What the task requires
From the line containing "Parse this screenshot: output" to the final line of the material below, copy each line exactly, including both endpoints, and leave out all other lines.

Dataset
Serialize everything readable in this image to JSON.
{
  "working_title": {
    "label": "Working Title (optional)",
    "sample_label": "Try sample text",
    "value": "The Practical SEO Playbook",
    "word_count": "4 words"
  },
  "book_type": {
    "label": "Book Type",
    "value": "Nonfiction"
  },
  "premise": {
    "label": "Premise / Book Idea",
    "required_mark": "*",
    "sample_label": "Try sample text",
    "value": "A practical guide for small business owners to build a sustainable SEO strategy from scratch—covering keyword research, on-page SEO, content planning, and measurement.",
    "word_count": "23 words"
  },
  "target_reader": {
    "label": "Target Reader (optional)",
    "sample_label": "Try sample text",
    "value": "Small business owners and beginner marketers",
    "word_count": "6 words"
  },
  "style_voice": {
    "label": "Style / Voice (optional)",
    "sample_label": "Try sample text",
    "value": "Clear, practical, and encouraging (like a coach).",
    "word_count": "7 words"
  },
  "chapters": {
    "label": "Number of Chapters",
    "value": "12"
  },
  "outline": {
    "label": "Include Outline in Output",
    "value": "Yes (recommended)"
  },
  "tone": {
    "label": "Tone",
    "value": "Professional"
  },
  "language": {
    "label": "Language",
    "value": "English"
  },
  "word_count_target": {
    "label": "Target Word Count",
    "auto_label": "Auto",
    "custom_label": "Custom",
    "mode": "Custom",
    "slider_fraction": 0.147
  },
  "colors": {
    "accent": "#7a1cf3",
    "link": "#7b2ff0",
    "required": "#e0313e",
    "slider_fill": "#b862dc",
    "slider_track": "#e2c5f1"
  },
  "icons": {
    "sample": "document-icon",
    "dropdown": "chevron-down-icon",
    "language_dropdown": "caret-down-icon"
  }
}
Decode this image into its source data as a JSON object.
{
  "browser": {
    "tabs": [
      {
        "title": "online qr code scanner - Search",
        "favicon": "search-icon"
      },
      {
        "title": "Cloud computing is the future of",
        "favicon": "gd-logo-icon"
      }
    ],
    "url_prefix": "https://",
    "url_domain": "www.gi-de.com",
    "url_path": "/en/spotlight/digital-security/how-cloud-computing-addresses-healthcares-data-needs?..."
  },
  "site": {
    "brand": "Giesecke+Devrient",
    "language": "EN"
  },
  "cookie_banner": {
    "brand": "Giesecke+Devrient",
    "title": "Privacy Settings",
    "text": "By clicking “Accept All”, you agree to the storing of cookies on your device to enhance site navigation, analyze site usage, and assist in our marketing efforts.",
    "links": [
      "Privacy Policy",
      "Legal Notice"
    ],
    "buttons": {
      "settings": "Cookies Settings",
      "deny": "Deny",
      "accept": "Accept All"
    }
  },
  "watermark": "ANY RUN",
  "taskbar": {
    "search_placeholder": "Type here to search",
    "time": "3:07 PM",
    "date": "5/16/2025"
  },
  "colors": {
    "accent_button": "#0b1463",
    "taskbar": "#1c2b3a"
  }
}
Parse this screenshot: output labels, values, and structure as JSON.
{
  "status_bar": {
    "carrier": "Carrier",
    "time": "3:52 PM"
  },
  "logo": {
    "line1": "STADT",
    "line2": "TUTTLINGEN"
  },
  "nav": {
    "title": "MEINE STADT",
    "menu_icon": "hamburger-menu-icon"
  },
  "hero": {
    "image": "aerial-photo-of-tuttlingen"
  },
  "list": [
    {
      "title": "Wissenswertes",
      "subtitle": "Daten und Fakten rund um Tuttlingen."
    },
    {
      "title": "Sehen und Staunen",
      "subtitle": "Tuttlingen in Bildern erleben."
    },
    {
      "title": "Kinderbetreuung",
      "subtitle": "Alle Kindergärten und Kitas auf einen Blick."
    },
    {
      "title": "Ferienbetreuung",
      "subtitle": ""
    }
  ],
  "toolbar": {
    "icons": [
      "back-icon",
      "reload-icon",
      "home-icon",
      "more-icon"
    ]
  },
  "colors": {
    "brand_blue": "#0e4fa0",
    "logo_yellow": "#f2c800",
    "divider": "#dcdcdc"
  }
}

Solution
Parse this screenshot: output labels, values, and structure as JSON.
{
  "status_bar": {
    "carrier": "Carrier",
    "time": "3:52 PM"
  },
  "logo": {
    "line1": "STADT",
    "line2": "TUTTLINGEN"
  },
  "nav": {
    "title": "MEINE STADT",
    "menu_icon": "hamburger-menu-icon"
  },
  "hero": {
    "image": "aerial-photo-of-tuttlingen"
  },
  "list": [
    {
      "title": "Wissenswertes",
      "subtitle": "Daten und Fakten rund um Tuttlingen."
    },
    {
      "title": "Sehen und Staunen",
      "subtitle": "Tuttlingen in Bildern erleben."
    },
    {
      "title": "Kinderbetreuung",
      "subtitle": "Alle Kindergärten und Kitas auf einen Blick."
    },
    {
      "title": "Ferienbetreuung",
      "subtitle": ""
    }
  ],
  "toolbar": {
    "icons": [
      "back-icon",
      "reload-icon",
      "home-icon",
      "more-icon"
    ]
  },
  "colors": {
    "brand_blue": "#0e4fa0",
    "logo_yellow": "#f2c800",
    "divider": "#dcdcdc"
  }
}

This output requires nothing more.